- If the filing date for EB-3 becomes current, the I-485/I-765 and I-131 applications can be filed by the applicant concurrently with the I-140 request. This enables the applicant and their qualifying dependents to receive EAD’s and Advance Parole documents while the I-485 is pending. Concurrent filing is recommended as the dates on the visa bulletin can retrogress at any time.
- A premium processing request may be submitted to USCIS once a receipt notice for the I-140 has been received, as USCIS needs to retrieve a copy of the original certified ETA 9089 from the previously approved EB2 I-140 file.
- If USCIS accepts the premium upgrade, it will adjudicate the I-140 within 15 business days of when it starts the premium processing clock. If it does not accept the request for premium processing, then it will take 4-5 months to adjudicate the I-140 downgrade.
In the event that an applicant wants to downgrade their EB-2 petition to an EB-3 with a different employer, a new PERM will likely be required along with the new I-140 for the EB-3 classification. Other than the addition of the new PERM, the process should remain the same.
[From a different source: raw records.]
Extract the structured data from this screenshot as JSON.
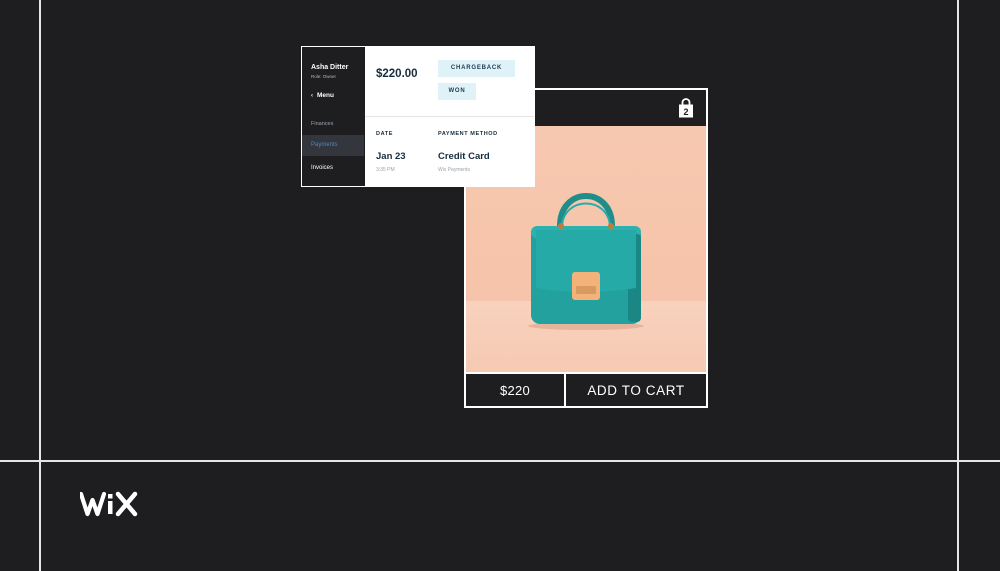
{
  "dashboard": {
    "user": {
      "name": "Asha Ditter",
      "role": "Role: Owner"
    },
    "menu_label": "Menu",
    "sidebar": [
      {
        "label": "Finances"
      },
      {
        "label": "Payments"
      },
      {
        "label": "Invoices"
      }
    ],
    "amount": "$220.00",
    "badges": {
      "chargeback": "CHARGEBACK",
      "won": "WON"
    },
    "date": {
      "label": "DATE",
      "value": "Jan 23",
      "sub": "3:35 PM"
    },
    "payment_method": {
      "label": "PAYMENT METHOD",
      "value": "Credit Card",
      "sub": "Wix Payments"
    }
  },
  "product_card": {
    "cart_count": "2",
    "price": "$220",
    "add_to_cart_label": "ADD TO CART",
    "product_icon": "handbag",
    "image_colors": {
      "background": "#f7c8b0",
      "bag": "#23a3a0",
      "clasp": "#f0b27a"
    }
  },
  "brand": {
    "logo": "WiX"
  },
  "colors": {
    "page_background": "#1e1e21",
    "grid_lines": "#e6e6e6",
    "sidebar_bg": "#1e1e21",
    "active_item_bg": "#33363d",
    "active_item_text": "#4f86c6",
    "badge_bg": "#def2f8",
    "heading_text": "#162d3d"
  }
}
Ultimately, the type of green card or classification does not change the benefits. All green cards, regardless of their requirements, result in legal permanent residence for the holder. Green cards are typically valid for ten years at a time and only need to be renewed, meaning that a simple extension filing is all that is needed, rather than a whole new green card application. Therefore, downgrading from an EB-2 to an EB-3 does not restrict any green card benefits that would have otherwise been received. An EB-3 downgrade is best handled by an immigration attorney who can review the specifics of each case to ensure success upon the first submission of the required documents. We have seen significant delays and disruptions on cases that were filed hastily and without proper supporting forms, letters, and documents.